The question “How can a university sharpen up its innovation environment”, was on the agenda at the LERU meeting “Policy group enterprise and innovation” recently. Universities in Europe have started to position themselves more clearly in terms of the role the universities can, and perhaps simply must, play in future innovation work.
On this question, Lund University has every reason to utilise its own well-established work on external engagement matters and to apply lessons from it regarding innovation work. The new concept to bear in mind in this context is “innovation districts” and I will return to this in more detail at a later date.
The 20 or so universities represented in the League of European Research Universities (LERU) meet twice a year to discuss innovation matters. The meetings are for pro vice-chancellors responsible for external engagement, those with responsibility for innovation at higher education institutions etc. This time it was Trinity College, Dublin that acted as host (digitally). Among the topics that are more or less always on the agenda for both the LERU universities and the EU is: how can even stronger innovation environments be created in Europe?

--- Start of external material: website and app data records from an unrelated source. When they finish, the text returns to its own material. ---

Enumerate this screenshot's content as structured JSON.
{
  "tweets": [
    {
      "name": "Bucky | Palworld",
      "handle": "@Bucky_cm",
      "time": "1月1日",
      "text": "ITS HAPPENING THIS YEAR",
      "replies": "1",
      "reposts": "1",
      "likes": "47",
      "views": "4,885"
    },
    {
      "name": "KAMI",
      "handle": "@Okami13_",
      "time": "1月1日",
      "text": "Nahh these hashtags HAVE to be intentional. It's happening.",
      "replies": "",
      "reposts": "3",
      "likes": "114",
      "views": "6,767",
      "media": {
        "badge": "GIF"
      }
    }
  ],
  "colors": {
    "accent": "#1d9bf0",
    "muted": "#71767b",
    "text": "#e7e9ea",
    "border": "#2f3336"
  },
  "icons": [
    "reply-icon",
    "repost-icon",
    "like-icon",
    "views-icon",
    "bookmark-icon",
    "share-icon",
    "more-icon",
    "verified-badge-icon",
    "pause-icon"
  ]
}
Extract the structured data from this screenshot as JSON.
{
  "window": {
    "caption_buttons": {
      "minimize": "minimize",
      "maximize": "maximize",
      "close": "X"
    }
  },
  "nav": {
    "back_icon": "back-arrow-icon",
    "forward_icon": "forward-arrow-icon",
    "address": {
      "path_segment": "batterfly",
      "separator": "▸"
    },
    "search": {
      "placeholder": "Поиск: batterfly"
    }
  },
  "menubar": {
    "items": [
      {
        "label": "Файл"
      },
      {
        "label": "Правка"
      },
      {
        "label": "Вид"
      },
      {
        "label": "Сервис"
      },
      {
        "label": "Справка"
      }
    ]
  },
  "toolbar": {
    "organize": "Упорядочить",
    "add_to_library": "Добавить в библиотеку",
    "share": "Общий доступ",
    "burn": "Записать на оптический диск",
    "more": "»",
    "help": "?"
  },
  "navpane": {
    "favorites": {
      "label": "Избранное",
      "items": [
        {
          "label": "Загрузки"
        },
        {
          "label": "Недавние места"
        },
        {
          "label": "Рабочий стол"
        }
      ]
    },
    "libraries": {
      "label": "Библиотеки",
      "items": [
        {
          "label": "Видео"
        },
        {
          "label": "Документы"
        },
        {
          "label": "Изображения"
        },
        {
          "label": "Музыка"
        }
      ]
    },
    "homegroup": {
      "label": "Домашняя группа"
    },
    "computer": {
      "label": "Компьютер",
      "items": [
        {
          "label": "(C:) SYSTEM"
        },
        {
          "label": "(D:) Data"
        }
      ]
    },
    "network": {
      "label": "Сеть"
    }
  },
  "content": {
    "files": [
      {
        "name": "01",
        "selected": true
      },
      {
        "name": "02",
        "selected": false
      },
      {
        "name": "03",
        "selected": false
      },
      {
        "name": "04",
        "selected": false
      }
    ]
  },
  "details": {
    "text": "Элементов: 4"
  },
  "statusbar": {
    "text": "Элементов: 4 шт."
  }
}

LERU works closely with the EU and the managements of the European Innovation Council (EIC) and the European Institute for Innovation and Technology (EIT) both took part in this meeting. These two organisations began a collaboration some time ago in which the EIC, as previously, focuses on enabling ground-breaking innovations to be scaled up globally – their favourite example of a company they have helped to fund is the Swedish battery manufacturer Northvolt.
EIT works more via major initiatives for Knowledge and Innovation Communities (KIC) in which the collaborative environments of universities, companies and public sector organisations join together in large networks to drive development.
One interesting observation is that even when the “giants” EIC and EIT present new ideas, they, too, arrive at the need for well-developed lifelong learning. To be continued!
But, back to LERU. It is interesting to discuss with other major international universities that have extensive research and education commitments just how similar the challenges appear concerning the drive to develop more innovation. The traditional, relatively strong role that universities have had regarding innovation and innovation systems is up for discussion. There are many who look enviously at the opportunities for Swedish higher education institutions provided by the teaching staff exemption, i.e. teaching staff and researchers (not the university) owning the rights to research results. The teaching staff exemption has advantages and disadvantages, but does it perhaps provide a partial explanation for Sweden’s No 1 ranking on the European Innovation Scoreboard 2021?
This text is published in LU News No 5 - 2021